Assigned task = Pull every line containing "this" from the entries.

Data shown =
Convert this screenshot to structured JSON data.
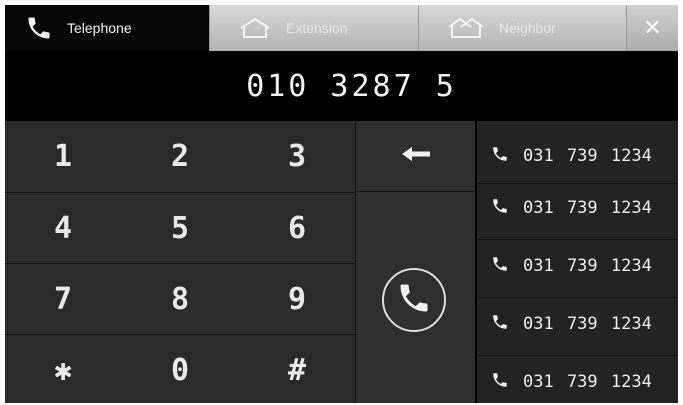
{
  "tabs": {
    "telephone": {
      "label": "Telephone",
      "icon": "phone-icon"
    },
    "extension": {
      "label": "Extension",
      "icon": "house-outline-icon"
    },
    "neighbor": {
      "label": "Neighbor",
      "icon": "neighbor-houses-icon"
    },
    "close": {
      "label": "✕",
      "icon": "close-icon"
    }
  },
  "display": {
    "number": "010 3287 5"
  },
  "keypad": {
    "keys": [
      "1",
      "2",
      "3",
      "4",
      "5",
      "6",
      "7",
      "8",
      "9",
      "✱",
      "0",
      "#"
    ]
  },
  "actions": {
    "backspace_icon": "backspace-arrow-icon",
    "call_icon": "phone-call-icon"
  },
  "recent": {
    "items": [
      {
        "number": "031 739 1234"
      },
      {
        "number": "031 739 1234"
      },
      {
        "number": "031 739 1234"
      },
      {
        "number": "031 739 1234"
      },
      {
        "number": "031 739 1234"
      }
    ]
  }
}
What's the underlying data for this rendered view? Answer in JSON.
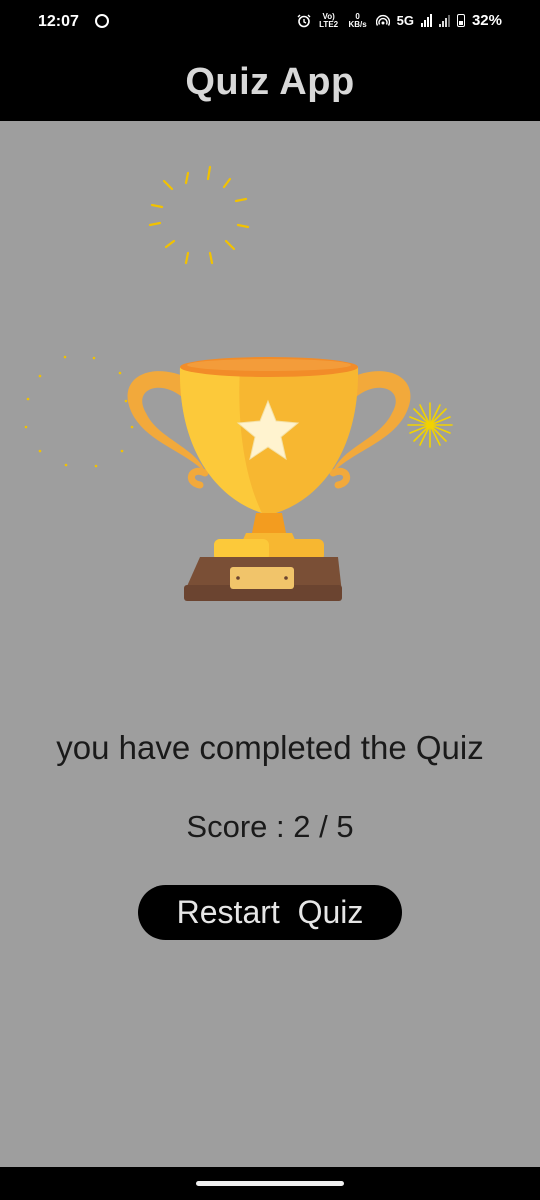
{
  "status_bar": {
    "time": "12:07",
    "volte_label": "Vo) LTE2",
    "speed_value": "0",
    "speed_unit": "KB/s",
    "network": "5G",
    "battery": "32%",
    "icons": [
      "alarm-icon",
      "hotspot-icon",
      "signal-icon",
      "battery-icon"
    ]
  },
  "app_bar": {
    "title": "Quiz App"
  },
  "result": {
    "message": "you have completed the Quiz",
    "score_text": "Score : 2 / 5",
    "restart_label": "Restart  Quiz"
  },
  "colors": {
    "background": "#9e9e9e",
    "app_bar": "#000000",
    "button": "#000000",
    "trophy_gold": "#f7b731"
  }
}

Answer for the task =
Convert this screenshot to structured JSON data.
What's the underlying data for this rendered view? Answer in JSON.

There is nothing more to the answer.